The SCS Spotlight series is a rare opportunity to experience professional musicians in a more up-close-and-personal context. Each musician spoke in turn between each set, sharing musical fun-facts about the brass arrangements in a friendly, knowledgeable tone. Most impressive was the fact that several pieces played were originally written for other instruments – piano for George Gershwin’s “Three Preludes”; strings (and for a quartet nonetheless) for Samuel Barber’s melodic “Adagio for Strings”. Their smooth delivery of both chamber music and more unusual adaptations revealed the many colorful sounds and styles of brass instruments as well as their versatility as musicians.
Despite the challenging amount of stamina and oxygen it must take to convey the powerful voices of brass, their poise remained impressively steady throughout the program right through the energetic finale. In addition to the more classical chamber arrangements, their repertoire included dance-inspiring music not often played in the symphonic setting, including Eubie Blake and Lucky Roberts peppy “Glad Rags”, and the folksy-jazzy rhythms of South American Enrique Crespo and Cuban composer Paquito D’Rivera. Throughout it all the quintet worked together patiently and harmoniously, always showing a great sense of respect and support for each other. As a collaborative group they demonstrated impeccable synchronicity, communicating with subtle eye contact to navigate each transition and intuiting moments that called for collective unison.
Their much-deserved encore was full of upbeat pizzazz that had us all grinning from ear to ear.

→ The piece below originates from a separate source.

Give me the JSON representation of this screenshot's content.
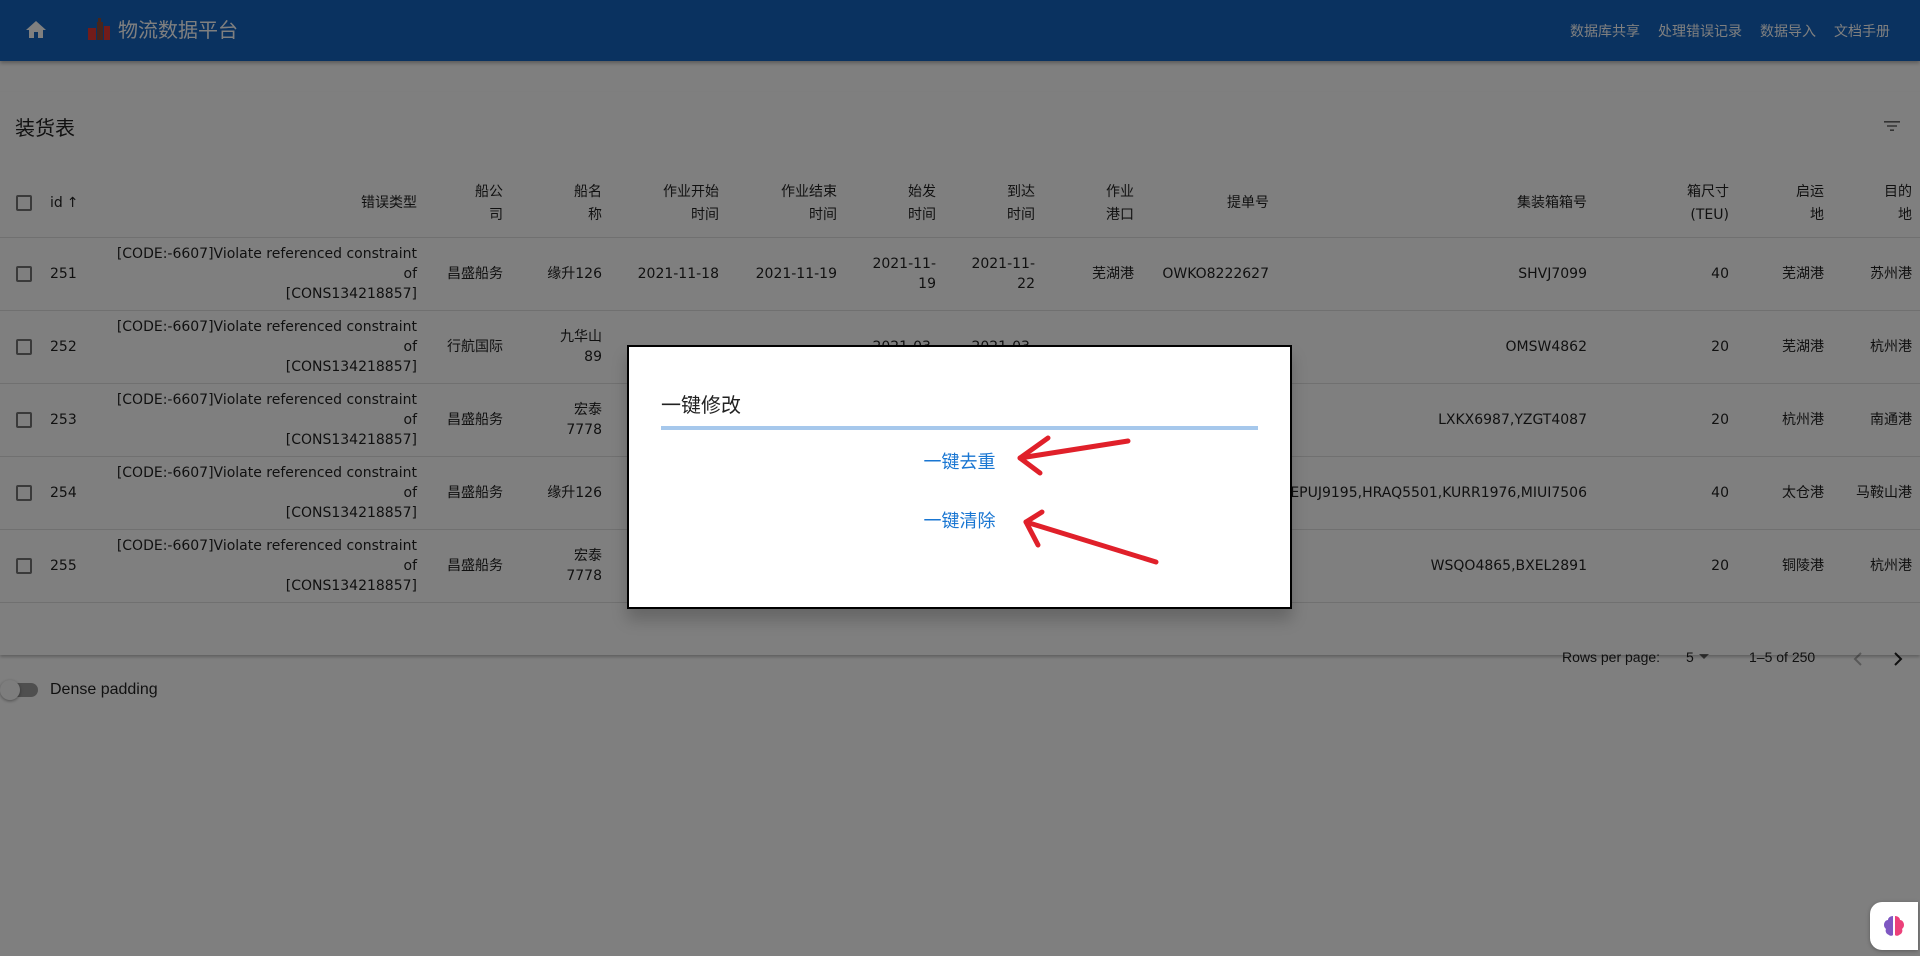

The five charming members of Brass Over Bridges stand out as much for their artistic brilliance as for their contagious enjoyment of the live music experience.
Follow these five musicians at
Brass Over Bridges.com